A third issue to follow is the ongoing North American Free Trade Agreement (NAFTA) negotiations, which up until now are not even close to reaching any conclusion, positive or negative.
Definitely, the Mexican agenda established by top negotiators and Mexico Economy Secretary Ildefonso Guajardo is not going well. According to the original Mexican course of action, the negotiations should be complete by now, but that hasn’t happened. In fact, the rounds of talks are being programmed deep into next year, with U.S. President Donald Trump’s Sword of Damocles always hanging over it.
Even more, an increasingly aggressive group of economists are demanding that these negotiations be abandoned and let the next president-elect in the July 1, 2018 elections do the renegotiating with all the ground that’s been advanced on so far.
Of course, that’s not going to happen, as President Peña Nieto will not drop out of the negotiations, even if his time is almost up.
But the uncertainty as to where it’ll go is already hurting the economy by shooing away investors willing to wait and see what the final outcome of NAFTA will be. The investors are right to do so. But, definitely, direct foreign investment rates will keep shrinking for as long as the future of the once-booming NAFTA economy is still being renegotiated.
In the end, the big question is not with Canada and the United States, but with Mexico. Peña Nieto wants to sign the NAFTA-2 accords before he leaves of office. But again, economists who do not trust him foresee that he’s going to leave a Trojan horse behind in the Mexican economy, whatever that may be or mean.

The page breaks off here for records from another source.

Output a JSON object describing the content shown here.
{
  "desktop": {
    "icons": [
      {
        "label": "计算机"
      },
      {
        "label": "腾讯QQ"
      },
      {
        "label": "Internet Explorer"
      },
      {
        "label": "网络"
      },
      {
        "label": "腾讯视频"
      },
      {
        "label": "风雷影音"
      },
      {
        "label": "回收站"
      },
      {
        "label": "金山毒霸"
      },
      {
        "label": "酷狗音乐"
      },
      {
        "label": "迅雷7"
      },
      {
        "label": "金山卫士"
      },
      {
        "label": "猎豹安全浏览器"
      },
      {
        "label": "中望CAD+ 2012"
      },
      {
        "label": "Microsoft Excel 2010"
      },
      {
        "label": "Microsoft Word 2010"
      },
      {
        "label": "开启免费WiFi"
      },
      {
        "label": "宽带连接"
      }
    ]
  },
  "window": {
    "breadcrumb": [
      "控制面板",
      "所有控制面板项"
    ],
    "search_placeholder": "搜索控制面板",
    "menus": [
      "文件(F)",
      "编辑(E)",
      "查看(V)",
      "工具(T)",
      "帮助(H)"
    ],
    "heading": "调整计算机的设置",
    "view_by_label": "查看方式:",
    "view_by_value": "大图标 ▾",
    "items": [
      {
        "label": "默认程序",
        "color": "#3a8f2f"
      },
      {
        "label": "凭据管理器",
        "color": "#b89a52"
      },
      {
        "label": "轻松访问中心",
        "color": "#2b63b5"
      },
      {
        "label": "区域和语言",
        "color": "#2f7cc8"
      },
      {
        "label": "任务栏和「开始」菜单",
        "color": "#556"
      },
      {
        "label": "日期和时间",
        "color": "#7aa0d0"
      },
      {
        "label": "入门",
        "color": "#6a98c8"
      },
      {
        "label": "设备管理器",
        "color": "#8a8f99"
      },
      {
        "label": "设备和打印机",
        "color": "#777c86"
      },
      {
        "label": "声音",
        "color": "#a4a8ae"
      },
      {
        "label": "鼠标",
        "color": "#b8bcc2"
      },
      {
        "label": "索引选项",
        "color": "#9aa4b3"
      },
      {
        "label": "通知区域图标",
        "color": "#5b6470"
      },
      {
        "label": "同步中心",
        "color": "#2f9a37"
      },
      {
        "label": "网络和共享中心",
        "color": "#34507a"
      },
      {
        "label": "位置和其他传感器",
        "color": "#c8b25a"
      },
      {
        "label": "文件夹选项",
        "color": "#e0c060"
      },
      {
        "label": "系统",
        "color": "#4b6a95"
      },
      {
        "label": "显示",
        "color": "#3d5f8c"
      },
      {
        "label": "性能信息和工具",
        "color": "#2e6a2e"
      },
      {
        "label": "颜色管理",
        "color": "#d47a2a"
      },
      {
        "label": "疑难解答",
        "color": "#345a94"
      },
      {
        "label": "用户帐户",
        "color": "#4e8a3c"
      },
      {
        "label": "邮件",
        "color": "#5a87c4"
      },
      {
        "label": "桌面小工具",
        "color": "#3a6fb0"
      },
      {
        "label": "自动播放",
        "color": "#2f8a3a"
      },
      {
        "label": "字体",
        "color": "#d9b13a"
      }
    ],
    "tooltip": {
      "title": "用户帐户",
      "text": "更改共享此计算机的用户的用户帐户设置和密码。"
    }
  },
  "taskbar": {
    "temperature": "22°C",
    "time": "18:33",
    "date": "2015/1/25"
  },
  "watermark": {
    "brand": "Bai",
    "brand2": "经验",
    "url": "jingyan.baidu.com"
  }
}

The Mexican economy will definitely go on, and there will be life after Peña Nieto. But the president and the rest of us who survive in this economic environment will have to sail perhaps without breeze into the next administration a year from now.